What it is: Sligo, an Irish pub in Media. What we like about it: This pub - a tribute to the rugged County Sligo on the western coast of Ireland - just celebrated its first anniversary. It offers tasty Irish and American fare that adds to the smorgasbord of ethnic cuisine in this county seat. Enjoy the Irish music and warm up with savory seafood chowder ($4 a cup; $5.50 a bowl). Lunch fare on a recent weekday included tempting specials such as fresh oysters for $8. Like its namesake, Sligo, which means City of Shells, is known for its seafood and oysters.
November 4, 1987 |

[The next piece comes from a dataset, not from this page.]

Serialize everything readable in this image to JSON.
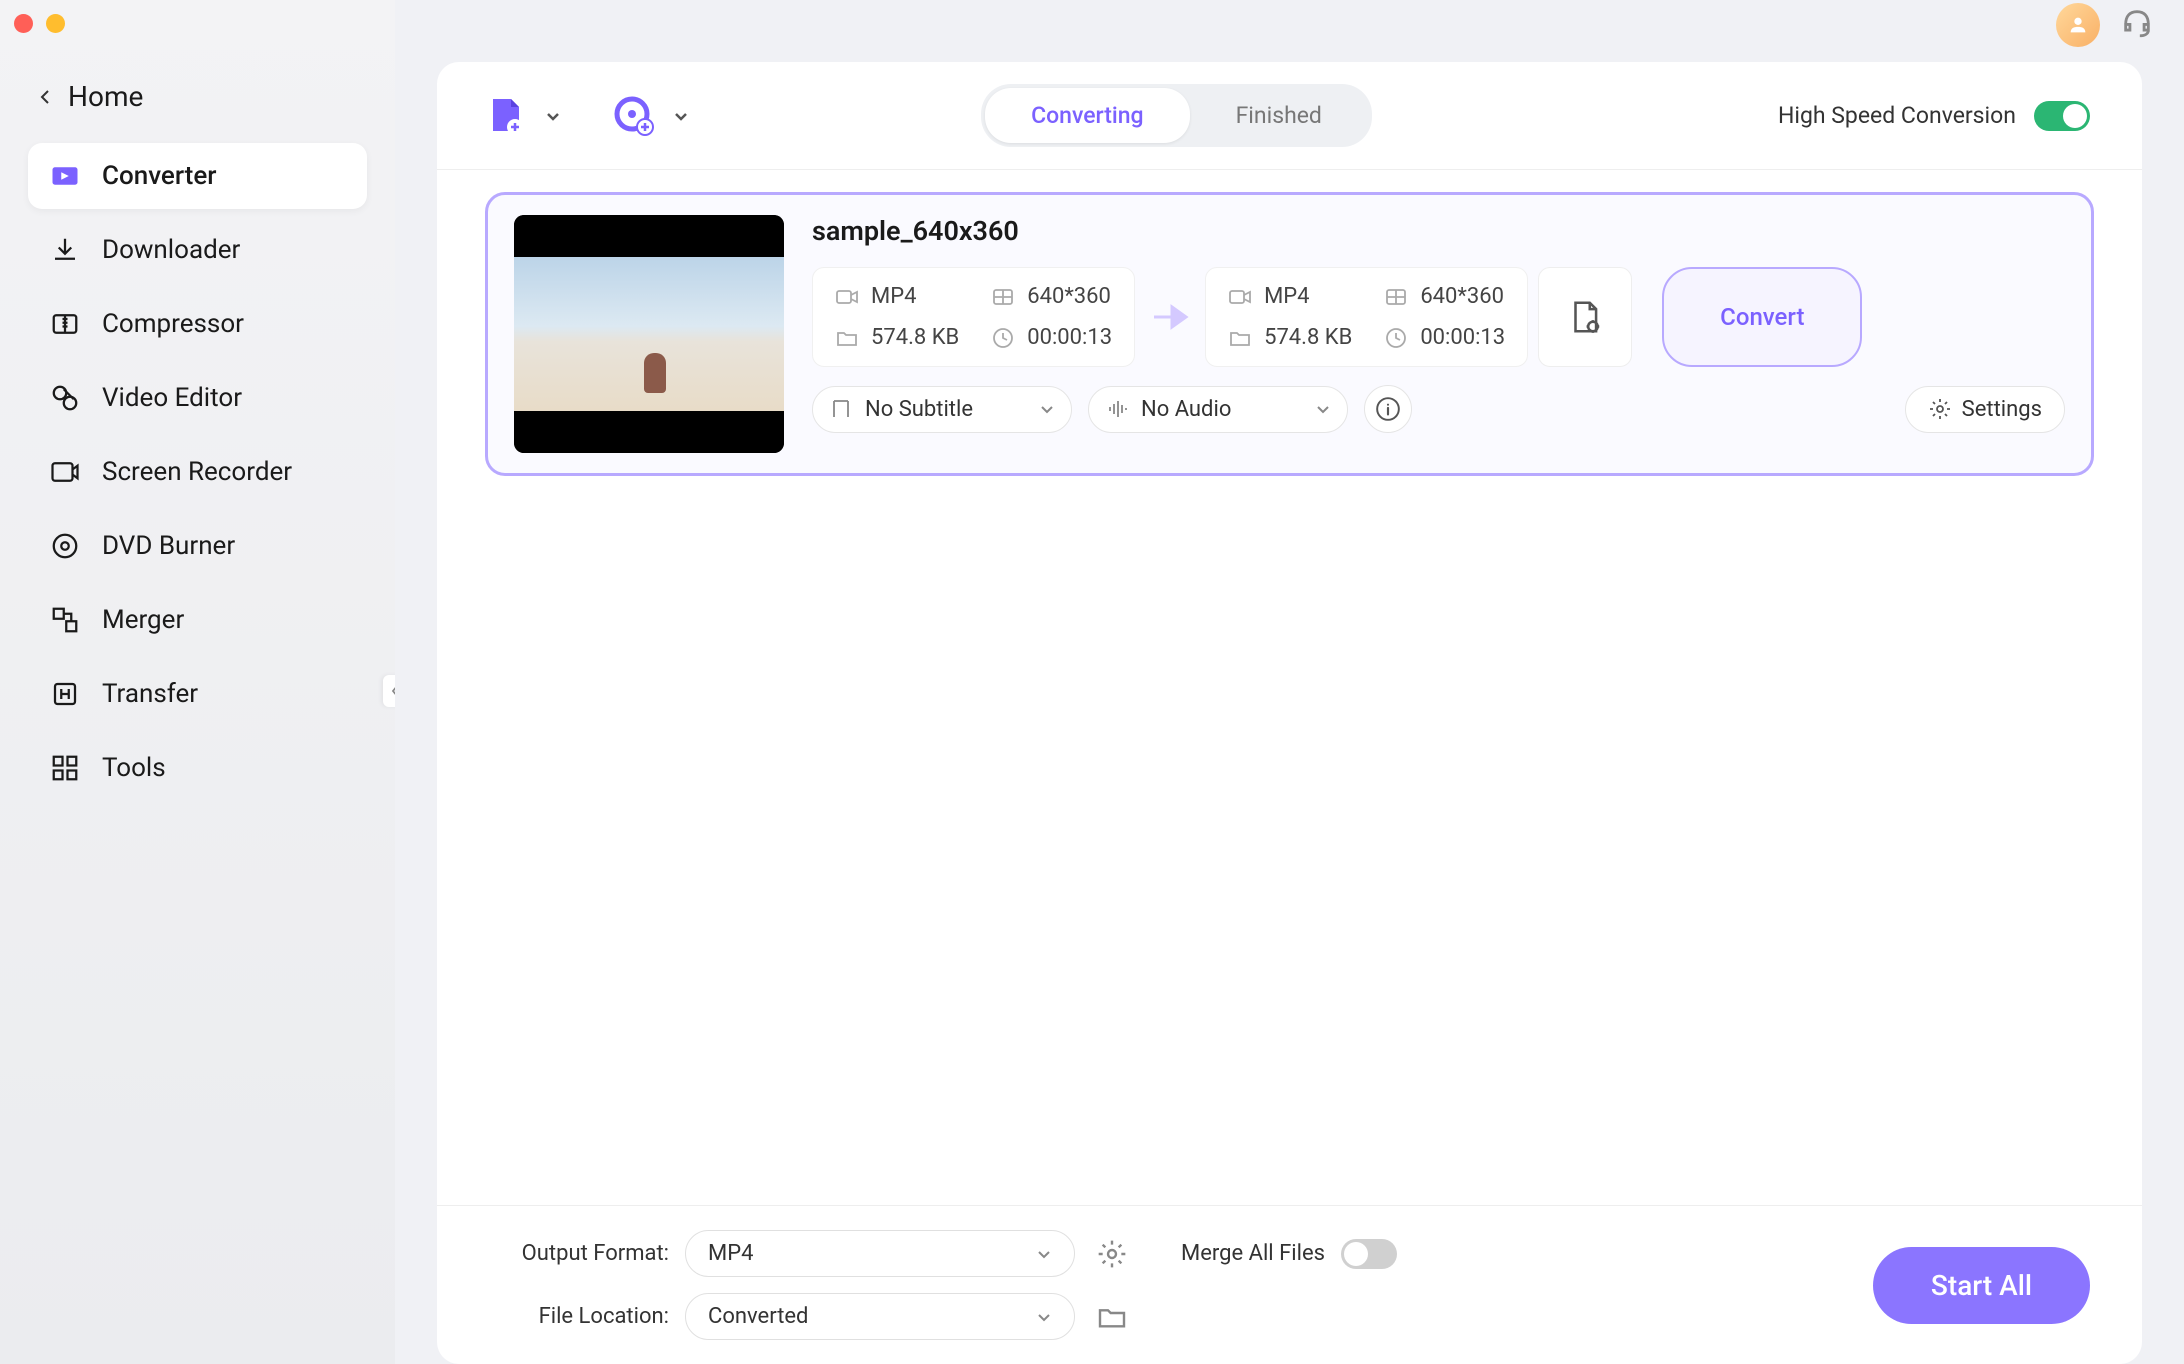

For what's new at Brooks Brothers this season, those in the know don't bother making the trip to the preppie department store. They go to Carolina's. There, the button-down collars, the regimental-striped ties, the wingtips and the tassled loafers all meet after work for a glass of Chablis or a bottle of Corona Extra. While sipping their drinks, they compare horror stories about their seesawing stock portfolios and the politics in their law offices or banks. Carolina's, as all but the out-of-it know, is the Center City bar and restaurant popular with young urban professionals and their groupies.
October 2, 2006
TO NIKKI Carter (letters, Sept. 27, "A mother's angry cry") about the state of the black community: I can't agree more. Bill Cosby said the same thing, but the NAACP shouted him down - the very people supposed to make a difference. The government can't stop the crime or lack of caring about anything. The solution starts at home, then on our block, then in the neighborhood, the town and the city. It isn't even really a case of race, it's about right and wrong. How did students start going to school for everything but learning?
March 6, 2005 |
The sixth child of a fiddle player from Donegal and an accordion player from Tyrone who met at a Ceili dance, John McGillian seemed destined to be an Irish musician. He grew up in a household filled with Irish song and began playing traditional Irish button-key accordion music at age 6. These days, McGillian spends almost every Sunday performing at The Plough and The Stars, an Irish pub in Philadelphia. "It's traditional Irish dance music. No words, all tunes," McGillian, 30, said.